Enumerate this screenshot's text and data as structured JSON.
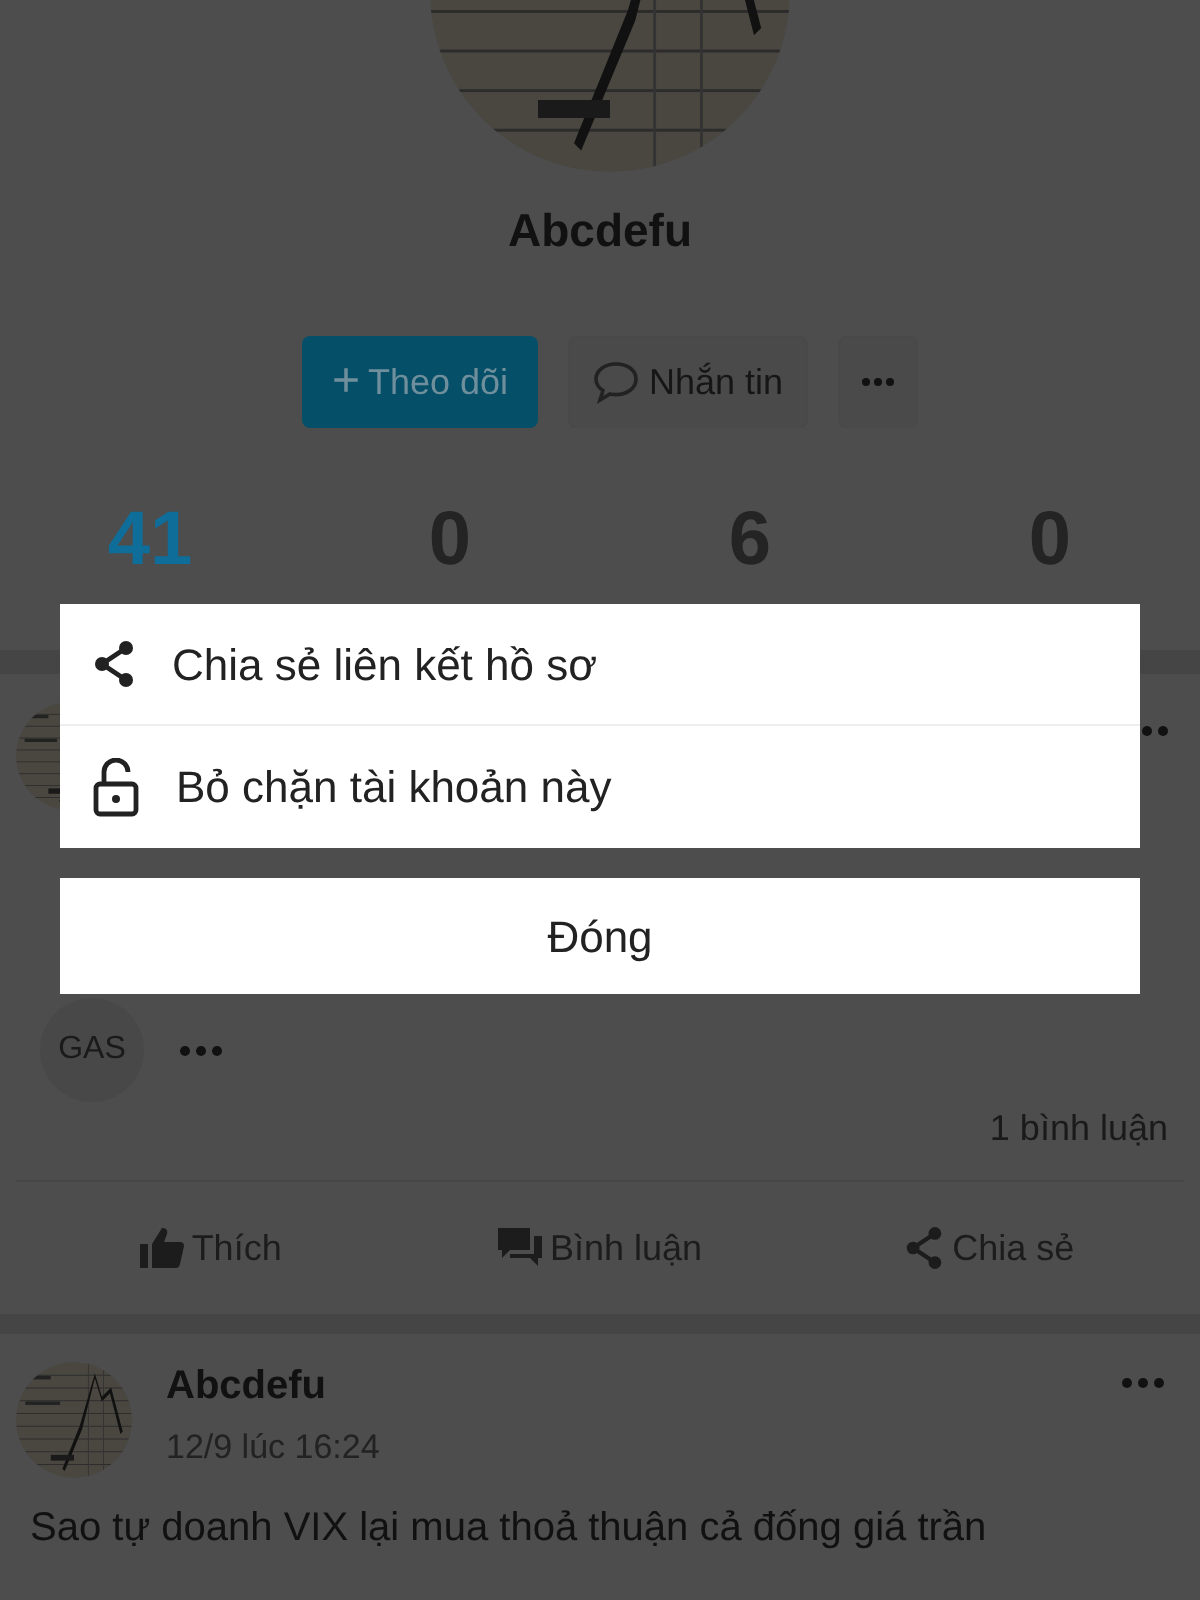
{
  "profile": {
    "avatar": {
      "kind": "picture"
    },
    "name": "Abcdefu",
    "buttons": [
      {
        "kind": "follow",
        "icon": "+",
        "label": "Theo dõi"
      },
      {
        "kind": "message",
        "label": "Nhắn tin"
      },
      {
        "kind": "more"
      }
    ],
    "stats": [
      {
        "value": "41",
        "selected": true
      },
      {
        "value": "0",
        "selected": false
      },
      {
        "value": "6",
        "selected": false
      },
      {
        "value": "0",
        "selected": false
      }
    ]
  },
  "posts": [
    {
      "avatar": {
        "kind": "picture"
      },
      "tag": "GAS",
      "comments": "1 bình luận",
      "actions": [
        {
          "kind": "like",
          "label": "Thích"
        },
        {
          "kind": "comment",
          "label": "Bình luận"
        },
        {
          "kind": "share",
          "label": "Chia sẻ"
        }
      ]
    },
    {
      "avatar": {
        "kind": "picture"
      },
      "author": "Abcdefu",
      "time": "12/9 lúc 16:24",
      "text": "Sao tự doanh VIX lại mua thoả thuận cả đống giá trần"
    }
  ],
  "sheet": {
    "items": [
      {
        "kind": "share",
        "label": "Chia sẻ liên kết hồ sơ"
      },
      {
        "kind": "unlock",
        "label": "Bỏ chặn tài khoản này"
      }
    ],
    "close": "Đóng"
  }
}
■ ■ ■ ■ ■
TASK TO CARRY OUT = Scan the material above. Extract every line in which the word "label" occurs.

WRITTEN RESPONSE =
        "label": "Theo dõi"
        "label": "Nhắn tin"
          "label": "Thích"
          "label": "Bình luận"
          "label": "Chia sẻ"
        "label": "Chia sẻ liên kết hồ sơ"
        "label": "Bỏ chặn tài khoản này"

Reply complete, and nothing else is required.